HOW TO COMPLETE THIS TASK
Report the count of lines containing the word "gele" in these records, with no other text.

··· EXERCISE DATA

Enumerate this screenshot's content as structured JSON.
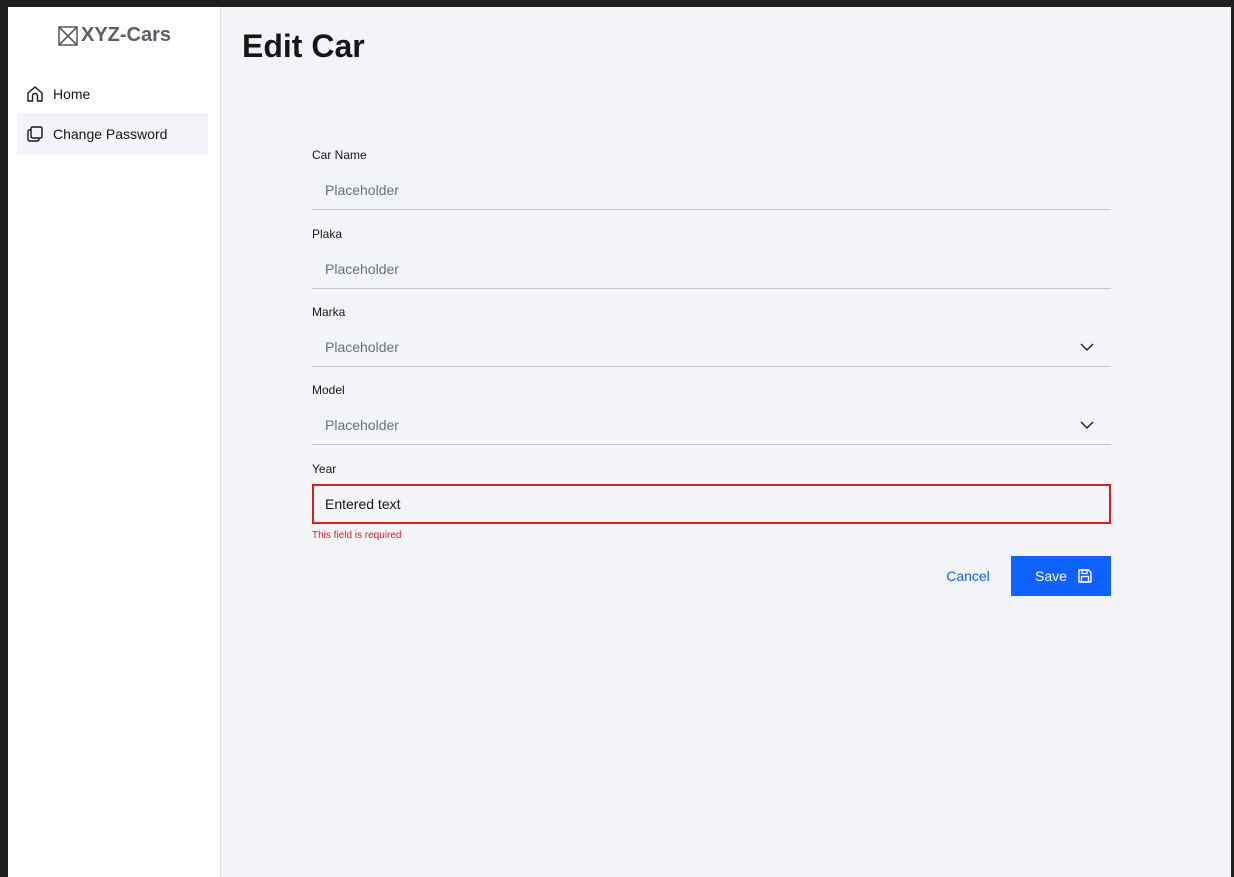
{
  "app": {
    "brand_name": "XYZ-Cars",
    "brand_icon": "image-placeholder-icon"
  },
  "sidebar": {
    "items": [
      {
        "label": "Home",
        "icon": "home-icon",
        "active": false
      },
      {
        "label": "Change Password",
        "icon": "copy-icon",
        "active": true
      }
    ]
  },
  "page": {
    "title": "Edit Car"
  },
  "form": {
    "car_name": {
      "label": "Car Name",
      "placeholder": "Placeholder"
    },
    "plaka": {
      "label": "Plaka",
      "placeholder": "Placeholder"
    },
    "marka": {
      "label": "Marka",
      "placeholder": "Placeholder",
      "type": "select",
      "icon": "chevron-down-icon"
    },
    "model": {
      "label": "Model",
      "placeholder": "Placeholder",
      "type": "select",
      "icon": "chevron-down-icon"
    },
    "year": {
      "label": "Year",
      "value": "Entered text",
      "error": "This field is required"
    },
    "cancel_label": "Cancel",
    "save_label": "Save",
    "save_icon": "save-icon"
  },
  "colors": {
    "primary": "#0f62fe",
    "error": "#da1e28",
    "background": "#f2f4f8",
    "sidebar": "#ffffff"
  }
}
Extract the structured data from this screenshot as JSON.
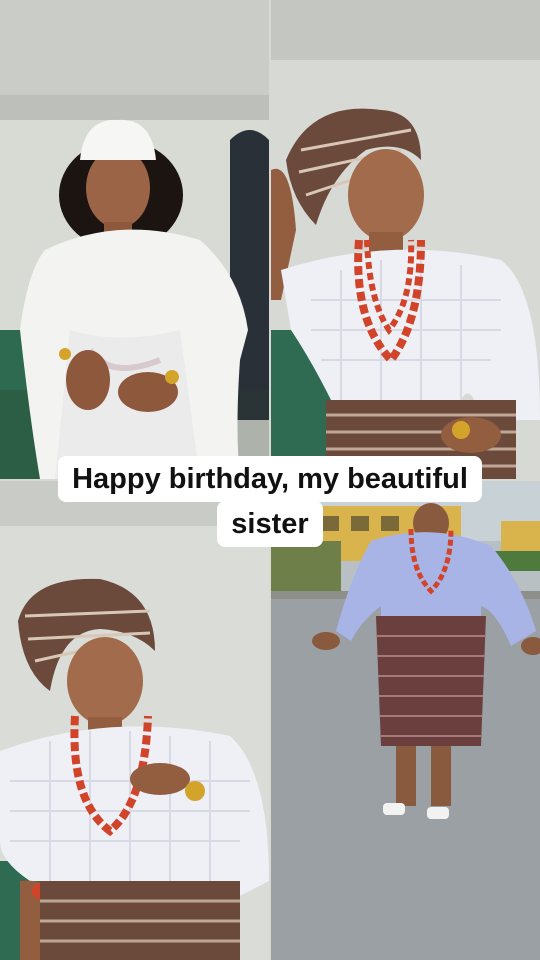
{
  "caption": {
    "line1": "Happy birthday, my beautiful",
    "line2": "sister"
  },
  "photos": [
    {
      "id": "top-left",
      "subject": "woman in white lace outfit with white cap, seated"
    },
    {
      "id": "top-right",
      "subject": "woman in gele headwrap, coral bead necklace, white lace blouse"
    },
    {
      "id": "bottom-left",
      "subject": "woman in gele headwrap with coral beads, close-up pose"
    },
    {
      "id": "bottom-right",
      "subject": "woman standing on street in blue blouse and patterned skirt"
    }
  ],
  "colors": {
    "caption_bg": "#ffffff",
    "caption_text": "#111111",
    "coral": "#d2442a",
    "lace": "#eef0f6",
    "gele": "#6b4a3c"
  }
}
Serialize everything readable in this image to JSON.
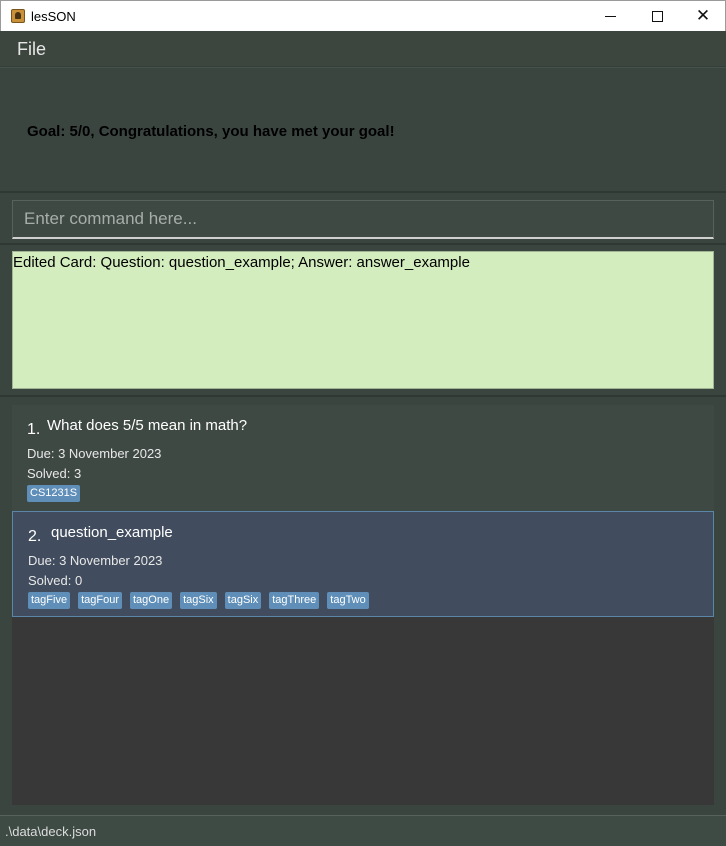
{
  "window": {
    "title": "lesSON",
    "close_glyph": "✕"
  },
  "menu": {
    "file_label": "File"
  },
  "goal": {
    "text": "Goal: 5/0, Congratulations, you have met your goal!"
  },
  "command": {
    "placeholder": "Enter command here...",
    "value": ""
  },
  "result": {
    "text": "Edited Card: Question: question_example; Answer: answer_example"
  },
  "cards": [
    {
      "index": "1.",
      "question": "What does 5/5 mean in math?",
      "due": "Due: 3 November 2023",
      "solved": "Solved: 3",
      "tags": [
        "CS1231S"
      ]
    },
    {
      "index": "2.",
      "question": "question_example",
      "due": "Due: 3 November 2023",
      "solved": "Solved: 0",
      "tags": [
        "tagFive",
        "tagFour",
        "tagOne",
        "tagSix",
        "tagSix",
        "tagThree",
        "tagTwo"
      ]
    }
  ],
  "status": {
    "path": ".\\data\\deck.json"
  },
  "colors": {
    "result_bg": "#d3edbf",
    "tag_bg": "#5f8fb8",
    "selected_card_bg": "#414d5e",
    "panel_bg": "#3b4540"
  }
}
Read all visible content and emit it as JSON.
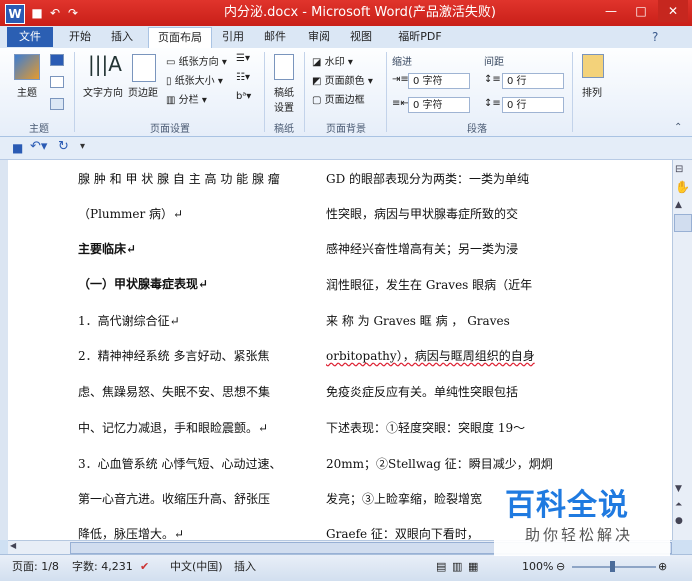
{
  "window": {
    "title": "内分泌.docx - Microsoft Word(产品激活失败)",
    "minimize": "—",
    "maximize": "□",
    "close": "✕"
  },
  "tabs": [
    "文件",
    "开始",
    "插入",
    "页面布局",
    "引用",
    "邮件",
    "审阅",
    "视图",
    "福昕PDF"
  ],
  "active_tab": "页面布局",
  "ribbon": {
    "theme": {
      "label": "主题",
      "group": "主题"
    },
    "page_setup": {
      "group": "页面设置",
      "text_direction": "文字方向",
      "margins": "页边距",
      "orientation": "纸张方向",
      "size": "纸张大小",
      "columns": "分栏"
    },
    "draft": {
      "label": "稿纸\n设置",
      "group": "稿纸"
    },
    "background": {
      "group": "页面背景",
      "watermark": "水印",
      "page_color": "页面颜色",
      "page_border": "页面边框"
    },
    "paragraph": {
      "group": "段落",
      "indent": "缩进",
      "spacing": "间距",
      "indent_left": "0 字符",
      "indent_right": "0 字符",
      "space_before": "0 行",
      "space_after": "0 行"
    },
    "arrange": {
      "label": "排列"
    }
  },
  "document": {
    "left_column": [
      "腺 肿 和 甲 状 腺 自 主 高 功 能 腺 瘤",
      "（Plummer 病）↵",
      "主要临床↵",
      "（一）甲状腺毒症表现↵",
      "1．高代谢综合征↵",
      "2．精神神经系统  多言好动、紧张焦",
      "虑、焦躁易怒、失眠不安、思想不集",
      "中、记忆力减退，手和眼睑震颤。↵",
      "3．心血管系统  心悸气短、心动过速、",
      "第一心音亢进。收缩压升高、舒张压",
      "降低，脉压增大。↵"
    ],
    "right_column": [
      "GD 的眼部表现分为两类：一类为单纯",
      "性突眼，病因与甲状腺毒症所致的交",
      "感神经兴奋性增高有关；另一类为浸",
      "润性眼征，发生在 Graves 眼病（近年",
      "来  称  为   Graves   眶  病 ，  Graves",
      "orbitopathy），病因与眶周组织的自身",
      "免疫炎症反应有关。单纯性突眼包括",
      "下述表现：①轻度突眼：突眼度 19～",
      "20mm；②Stellwag 征：瞬目减少，炯炯",
      "发亮；③上睑挛缩，睑裂增宽",
      "Graefe 征：双眼向下看时，"
    ]
  },
  "status": {
    "page": "页面: 1/8",
    "words": "字数: 4,231",
    "language": "中文(中国)",
    "mode": "插入",
    "zoom": "100%"
  },
  "watermark": {
    "brand": "百科全说",
    "tagline": "助你轻松解决"
  }
}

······

EXERCISE RESPONSE
3